Early Religious Beliefs are chuck-full of this stuff.

Most of the Engineering Community and the Pro-Audio still feel that Enid Lumley was a bit off but an entire Audiophile Industry grew out of her observations.

Cramolin Cleaner and Conditioner works, I'll swear to it!

Tony in Michigan

ps. Dear Mr. Peter Belt, we're all just waiting to join you.

dalethorn's picture

Offering free samples is indicative of good intent. I don't doubt the table experiment, but then, any object of significant size entered into the room could have an effect on the sound.
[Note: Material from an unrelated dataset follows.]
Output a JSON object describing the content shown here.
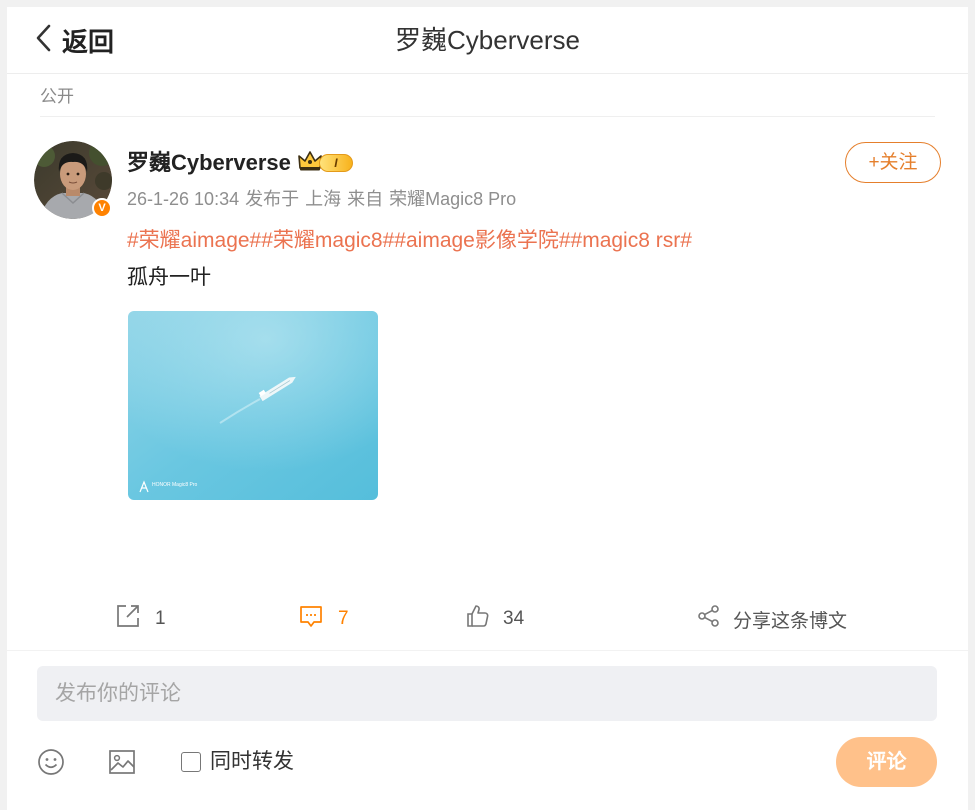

The notion that the sound would be mostly affected by the liquid spill isn't as easy to swallow (heh), but then, once they decided after the spilling incident that the sound changed, it seems fairly easy to believe that removing and adding the table would affect the sound.
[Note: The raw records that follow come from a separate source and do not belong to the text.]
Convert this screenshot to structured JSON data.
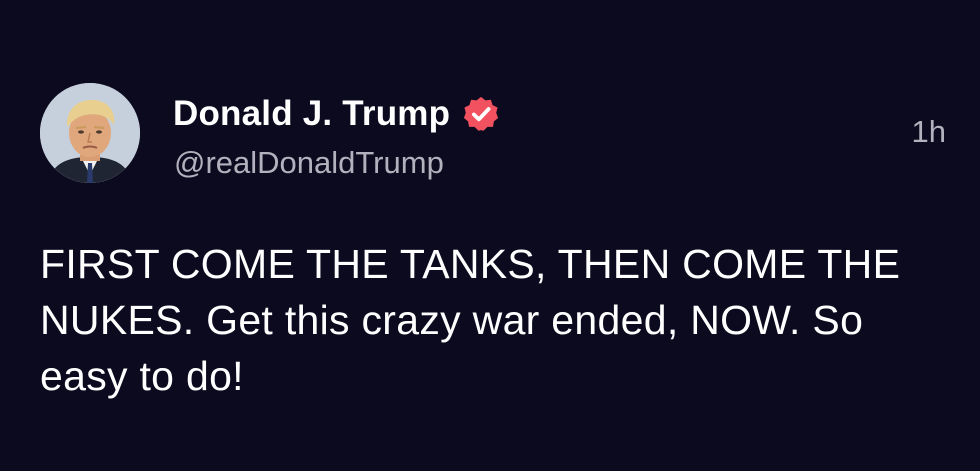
{
  "author": {
    "display_name": "Donald J. Trump",
    "handle": "@realDonaldTrump",
    "verified": true
  },
  "timestamp": "1h",
  "post": {
    "text": "FIRST COME THE TANKS, THEN COME THE NUKES. Get this crazy war ended, NOW. So easy to do!"
  },
  "colors": {
    "background": "#0c0a1e",
    "text_primary": "#ffffff",
    "text_secondary": "#b3b1bd",
    "verified_badge": "#f2515f"
  },
  "icons": {
    "avatar": "profile-photo",
    "verified": "verified-badge-icon"
  }
}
Wimbo's picture

You made the hobby interesting back in the 80's.

wkhanna's picture

i have had a few V respectful & interesting exchanges with May on this forum over the years. i offer my sincere condolences to her today.

i also think the truth is, the belief system plays a V large roll in our hobby. if one is pleased with what they experiance, then their reality is effected.
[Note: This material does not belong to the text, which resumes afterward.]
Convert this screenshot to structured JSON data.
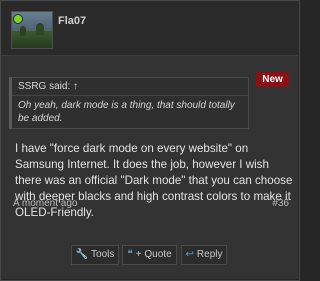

my belief is there is no such thing as pleasure, only lack of suffering. there are no ordinary moments. each experiance is precious.

it is not for me to judge right or wrong. if Peter (& May) eased suffering for someone, then that person found value in it. when belief out ways truth & knowledge it can be perceived as true, especially when the amount of empirical knowledge on the truth is inconclusive.

there is no need to discuss intent here, at this time.

let us just acknowledge there is far more that we do not know than there is what we do know.

if Peter did one thing, he made us aware of that.
not a bad epitaph, one i would envy, actually.

EA's picture

I am among the people whom May contacted by mail last week, to inform us of the sad news.

I am above all the sole french audio pro who during six years, in the early nineties, made the radical choice to use, recommend and sell to his customers most of PWB items. Simply because I heard (and STILL hear) a real difference for the better when using them.

A few PWB treatments did not wow me, but they were a handful in several dozens on offer.

Almost all people saying bad things on Peter, May or anyone associated with PWB actually have never tried the treatments, nor even just the "for free" ideas you can find on their website. They are so proud to know for sure what can work, or not...

This is saying MUCH about the state of the audio world, and explains why most audiophiles are often going nowhere, and spending silly amount of money in a neverending race for audio heaven (if there's such thing, anyway...).

I closed doors when I realised most people are led by what they read, and adverts or reviews I'd better not comment on...

I have not met in the trade someone as friendly, forward thinking, uninterested et generous as Peter or May, simple fact.

Anyone is free to use his audio sytem without ever wondering if some uncommon treatments can improve it without a single component change. But please, just stay silent on PWB matters unless you have an actual experience on them, mean listening sessions where you were able to hear if something was happening or not when using them.

May, you already had a private message from me, this public one is meant to say to all of you audiophiles, or better music lovers, reading me that PWB is still the sole source for some ideas/items that may well have you enjoy more fully your music.

Try them if only once, most will cost you MUCH less than a "big name" cable or tweak.

Peter's peacefully passing is really sad, but PWB is still going on with May and their son, so feel free to contact them if you want to investigate on their discoveries and make your own opinion, fair way.

Thanks to all

fitzrovian's picture

A wooden table in his listening room had suffered a spill of some sort, so Belt used a cleaning product—he refers to this as Chemical A—to try and remove the stain. Right after doing so, he and his wife, May, noticed that the sound of their music system was markedly worse than before.

The hobbyist mentality has no acknowledgement of rationality. The hi-fi 'community' encompasses surely the most deranged of these laughable hobbyist fiddlers.